Nightmares are frightening dreams that most people have at some time in their lives. They may be so terrifying that they cause us alarm upon awakening. While some people only experience nightmares occasionally, others have them regularly. It is not unusual for someone who has been through a traumatic event to suffer from vivid nightmares sometimes lasting all night long. A person who has been through such an experience needs to know that it does not mean that something bad will happen to him or her. However, it is important for such a person to tell someone about the nightmares if they are causing him or her too much pain. Someone who has been through a traumatic event and suffers from frequent nightmares should consult with a psychiatrist or psychologist about available treatments.
The reason why we wake up screaming from a nightmare is because its content is so horrific that even though it is only a dream, it feels real and dangerous. We then react by waking up and trying to escape from what is happening in our dream. If this behavior is repeated often enough, it will catch up with us when we wake up one morning screaming from a nightmare.
People tend to have similar themes and details in their nightmares.
Awakening from non-REM sleep suddenly, followed by severe terror, panic, and significant physiological arousal. Night terrors, which usually occur in stage 4 sleep, can be so terrible that the sleeper awakens with a shout. An episode of night terror can last for several minutes or longer.
These episodes often occur in people who have been diagnosed with specific phobias such as fear of darkness, spiders, and closed spaces. In fact, approximately half of all children with specific fears experienceat least one episode of night terror before they reach adulthood.

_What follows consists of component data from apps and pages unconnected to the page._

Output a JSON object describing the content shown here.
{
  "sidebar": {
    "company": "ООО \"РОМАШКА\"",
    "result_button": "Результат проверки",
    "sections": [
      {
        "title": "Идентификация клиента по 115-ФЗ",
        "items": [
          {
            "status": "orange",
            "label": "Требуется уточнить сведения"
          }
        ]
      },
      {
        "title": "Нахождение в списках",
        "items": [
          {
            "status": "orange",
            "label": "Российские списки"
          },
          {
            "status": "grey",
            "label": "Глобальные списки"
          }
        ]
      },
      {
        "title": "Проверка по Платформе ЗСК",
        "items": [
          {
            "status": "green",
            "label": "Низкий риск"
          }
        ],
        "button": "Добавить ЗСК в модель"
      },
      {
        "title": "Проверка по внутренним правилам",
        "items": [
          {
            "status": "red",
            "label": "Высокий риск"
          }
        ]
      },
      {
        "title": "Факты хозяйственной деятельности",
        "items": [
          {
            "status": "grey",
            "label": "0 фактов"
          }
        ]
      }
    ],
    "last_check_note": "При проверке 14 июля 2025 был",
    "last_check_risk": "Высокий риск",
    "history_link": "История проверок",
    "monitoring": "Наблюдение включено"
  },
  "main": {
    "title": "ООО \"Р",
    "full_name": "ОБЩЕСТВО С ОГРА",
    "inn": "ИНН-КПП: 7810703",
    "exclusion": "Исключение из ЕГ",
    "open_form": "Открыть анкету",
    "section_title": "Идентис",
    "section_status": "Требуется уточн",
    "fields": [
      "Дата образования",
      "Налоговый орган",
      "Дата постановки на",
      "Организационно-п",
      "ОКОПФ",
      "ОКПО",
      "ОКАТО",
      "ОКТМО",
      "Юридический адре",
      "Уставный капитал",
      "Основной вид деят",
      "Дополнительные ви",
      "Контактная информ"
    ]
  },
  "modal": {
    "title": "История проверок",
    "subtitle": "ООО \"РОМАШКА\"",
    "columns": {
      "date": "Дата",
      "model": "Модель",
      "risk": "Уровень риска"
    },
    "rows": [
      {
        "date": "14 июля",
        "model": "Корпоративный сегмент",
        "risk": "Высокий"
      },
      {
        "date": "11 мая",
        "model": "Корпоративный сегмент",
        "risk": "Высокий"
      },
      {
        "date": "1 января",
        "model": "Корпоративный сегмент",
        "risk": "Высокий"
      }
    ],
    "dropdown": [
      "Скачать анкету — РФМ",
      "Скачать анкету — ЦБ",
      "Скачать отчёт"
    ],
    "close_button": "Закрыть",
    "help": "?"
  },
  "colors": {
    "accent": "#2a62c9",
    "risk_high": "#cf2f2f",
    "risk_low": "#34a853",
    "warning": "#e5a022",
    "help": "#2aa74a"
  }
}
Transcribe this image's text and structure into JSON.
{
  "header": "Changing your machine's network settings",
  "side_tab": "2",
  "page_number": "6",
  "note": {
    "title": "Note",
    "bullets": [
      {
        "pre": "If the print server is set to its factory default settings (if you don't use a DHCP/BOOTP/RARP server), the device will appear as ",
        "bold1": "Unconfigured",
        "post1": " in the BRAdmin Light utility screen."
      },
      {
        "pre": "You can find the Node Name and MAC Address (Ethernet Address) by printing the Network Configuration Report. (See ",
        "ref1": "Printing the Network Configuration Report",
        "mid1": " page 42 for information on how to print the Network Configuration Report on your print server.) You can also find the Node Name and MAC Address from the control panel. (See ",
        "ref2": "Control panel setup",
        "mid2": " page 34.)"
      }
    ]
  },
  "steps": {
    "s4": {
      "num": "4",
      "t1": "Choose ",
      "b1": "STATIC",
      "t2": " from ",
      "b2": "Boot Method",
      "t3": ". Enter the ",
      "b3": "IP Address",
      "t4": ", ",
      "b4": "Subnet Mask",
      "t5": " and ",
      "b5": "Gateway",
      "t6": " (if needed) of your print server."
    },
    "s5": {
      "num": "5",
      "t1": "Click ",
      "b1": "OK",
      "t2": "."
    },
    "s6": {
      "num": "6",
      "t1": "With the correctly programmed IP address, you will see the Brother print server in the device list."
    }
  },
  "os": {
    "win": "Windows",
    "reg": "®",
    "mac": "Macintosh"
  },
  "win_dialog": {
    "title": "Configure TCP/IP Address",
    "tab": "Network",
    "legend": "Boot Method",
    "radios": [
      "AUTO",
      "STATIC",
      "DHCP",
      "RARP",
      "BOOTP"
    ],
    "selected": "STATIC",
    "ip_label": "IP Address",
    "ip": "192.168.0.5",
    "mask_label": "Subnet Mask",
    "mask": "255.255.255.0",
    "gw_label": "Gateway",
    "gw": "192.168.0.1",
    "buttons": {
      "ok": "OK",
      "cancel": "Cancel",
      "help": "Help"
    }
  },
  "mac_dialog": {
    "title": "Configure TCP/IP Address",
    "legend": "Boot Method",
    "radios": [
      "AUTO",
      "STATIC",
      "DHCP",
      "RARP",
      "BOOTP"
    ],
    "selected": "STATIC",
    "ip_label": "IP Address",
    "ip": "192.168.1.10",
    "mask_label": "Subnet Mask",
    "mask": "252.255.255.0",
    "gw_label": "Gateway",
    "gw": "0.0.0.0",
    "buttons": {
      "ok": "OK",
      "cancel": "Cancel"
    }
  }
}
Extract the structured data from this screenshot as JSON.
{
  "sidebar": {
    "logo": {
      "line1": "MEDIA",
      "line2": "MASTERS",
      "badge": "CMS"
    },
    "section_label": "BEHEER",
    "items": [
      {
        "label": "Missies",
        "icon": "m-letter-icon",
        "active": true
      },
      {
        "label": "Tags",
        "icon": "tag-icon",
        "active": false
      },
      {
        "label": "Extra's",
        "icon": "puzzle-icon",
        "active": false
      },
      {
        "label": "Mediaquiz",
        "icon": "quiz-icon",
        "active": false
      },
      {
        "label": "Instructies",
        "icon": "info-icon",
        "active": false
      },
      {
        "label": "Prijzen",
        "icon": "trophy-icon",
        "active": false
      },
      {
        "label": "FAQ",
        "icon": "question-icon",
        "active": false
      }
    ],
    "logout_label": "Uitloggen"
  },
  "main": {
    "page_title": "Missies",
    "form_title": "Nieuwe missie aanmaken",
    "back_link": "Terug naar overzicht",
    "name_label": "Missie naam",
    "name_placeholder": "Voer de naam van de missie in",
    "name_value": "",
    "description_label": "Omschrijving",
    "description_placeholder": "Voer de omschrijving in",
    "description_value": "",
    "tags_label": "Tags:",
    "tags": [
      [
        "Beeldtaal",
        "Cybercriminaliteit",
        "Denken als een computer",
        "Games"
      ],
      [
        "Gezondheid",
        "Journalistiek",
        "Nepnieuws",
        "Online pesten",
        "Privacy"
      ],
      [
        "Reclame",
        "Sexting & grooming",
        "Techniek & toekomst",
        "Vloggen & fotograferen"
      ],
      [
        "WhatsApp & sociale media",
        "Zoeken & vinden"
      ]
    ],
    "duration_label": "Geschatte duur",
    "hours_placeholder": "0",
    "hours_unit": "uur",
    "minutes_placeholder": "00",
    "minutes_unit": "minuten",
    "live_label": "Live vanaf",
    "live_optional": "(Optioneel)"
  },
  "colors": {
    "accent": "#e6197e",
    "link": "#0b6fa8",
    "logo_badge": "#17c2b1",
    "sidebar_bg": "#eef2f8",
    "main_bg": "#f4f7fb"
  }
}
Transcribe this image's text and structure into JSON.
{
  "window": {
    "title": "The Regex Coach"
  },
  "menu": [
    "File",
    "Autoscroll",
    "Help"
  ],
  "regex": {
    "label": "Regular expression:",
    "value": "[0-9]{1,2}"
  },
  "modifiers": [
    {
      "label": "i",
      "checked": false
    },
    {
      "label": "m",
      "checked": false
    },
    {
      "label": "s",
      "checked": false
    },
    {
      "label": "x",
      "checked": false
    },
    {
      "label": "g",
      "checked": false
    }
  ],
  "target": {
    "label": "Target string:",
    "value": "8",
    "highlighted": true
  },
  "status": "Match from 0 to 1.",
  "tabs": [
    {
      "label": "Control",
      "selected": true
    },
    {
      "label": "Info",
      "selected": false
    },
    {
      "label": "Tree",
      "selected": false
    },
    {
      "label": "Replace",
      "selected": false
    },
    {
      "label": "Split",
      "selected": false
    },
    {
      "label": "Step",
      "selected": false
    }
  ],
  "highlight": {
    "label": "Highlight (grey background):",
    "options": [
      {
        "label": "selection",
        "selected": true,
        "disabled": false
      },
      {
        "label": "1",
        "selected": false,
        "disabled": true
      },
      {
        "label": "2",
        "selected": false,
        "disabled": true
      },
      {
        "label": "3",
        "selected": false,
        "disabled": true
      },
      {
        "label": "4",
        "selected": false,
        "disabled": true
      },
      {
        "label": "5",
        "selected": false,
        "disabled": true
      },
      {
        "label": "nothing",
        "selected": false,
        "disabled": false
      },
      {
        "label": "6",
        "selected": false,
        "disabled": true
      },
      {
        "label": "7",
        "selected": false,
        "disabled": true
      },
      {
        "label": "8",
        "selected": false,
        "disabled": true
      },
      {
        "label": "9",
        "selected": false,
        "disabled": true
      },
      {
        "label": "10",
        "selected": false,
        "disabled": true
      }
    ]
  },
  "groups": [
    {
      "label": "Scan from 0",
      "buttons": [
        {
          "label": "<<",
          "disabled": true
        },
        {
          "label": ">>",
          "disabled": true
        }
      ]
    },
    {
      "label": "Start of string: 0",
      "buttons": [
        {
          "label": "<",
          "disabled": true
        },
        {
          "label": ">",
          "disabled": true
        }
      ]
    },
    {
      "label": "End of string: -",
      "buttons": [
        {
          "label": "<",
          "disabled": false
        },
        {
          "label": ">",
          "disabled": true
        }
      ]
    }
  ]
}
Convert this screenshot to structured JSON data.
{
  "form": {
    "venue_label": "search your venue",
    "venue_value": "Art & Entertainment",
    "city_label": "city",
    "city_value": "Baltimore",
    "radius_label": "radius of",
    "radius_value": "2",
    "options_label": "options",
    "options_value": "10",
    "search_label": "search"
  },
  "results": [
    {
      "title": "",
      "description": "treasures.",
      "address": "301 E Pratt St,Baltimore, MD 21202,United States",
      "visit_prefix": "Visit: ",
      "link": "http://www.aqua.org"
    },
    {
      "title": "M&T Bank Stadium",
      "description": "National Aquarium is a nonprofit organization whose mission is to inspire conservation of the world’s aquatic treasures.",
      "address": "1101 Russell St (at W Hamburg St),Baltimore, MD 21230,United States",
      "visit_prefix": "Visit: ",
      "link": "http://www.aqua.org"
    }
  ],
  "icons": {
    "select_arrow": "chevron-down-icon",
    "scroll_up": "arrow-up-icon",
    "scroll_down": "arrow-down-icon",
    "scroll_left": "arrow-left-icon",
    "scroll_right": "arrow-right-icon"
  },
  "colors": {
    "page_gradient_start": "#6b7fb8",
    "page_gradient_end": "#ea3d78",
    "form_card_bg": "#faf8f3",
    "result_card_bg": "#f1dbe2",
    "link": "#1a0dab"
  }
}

However, night terrors do not just affect children: adults can also suffer from them. Indeed, recent research has shown that about 10% of adolescents and 1-4% of adults may experience nightly episodes of fear and panic.
The causes of night terrors are not clear but likely involve some combination of genetic factors and learning experiences. Research has shown that children who experience multiple night terrors are more likely to develop psychiatric disorders such as anxiety and depression as adults. However, most people who experience night terrors do not go on to develop full-blown mental illnesses. Rather, the episodes tend to be short-lived and less frequent than those associated with certain medical conditions.
Treatment for night terrors depends on what is causing them.
Night terrors are most common in children aged one to eight years old. You'll know it's a night terror because your child will generally wake up screaming one to two hours after going to sleep, and the screaming can last up to 30 minutes. Also known as sleepwalking-like episodes, night terrors are a sign of growing up too fast for their bodies. These episodes should disappear by age 10 or 11, but they don't always get better as your child gets older.
Night terrors are different from ordinary dreams. During a night terror, your child is fully awake and aware that something strange is happening. The mind and body work together during these episodes to produce an intense fear response. Your child may try to move or speak during the episode, which only adds to its intensity. Night terrors usually happen when a person's body clock is out of sync with the time zone in which they live. This can happen if they go to bed later than usual on school nights or weekends, which allows more time for them to fall asleep. It can also happen if they stay up late watching TV or playing video games; this type of habit needs to be changed so that bedtime not only feels like sleep-in-time, but is actually part of your child's daily routine.
Children who have night terrors need to sleep in a room by themselves, away from any parents or siblings who might attempt to comfort them.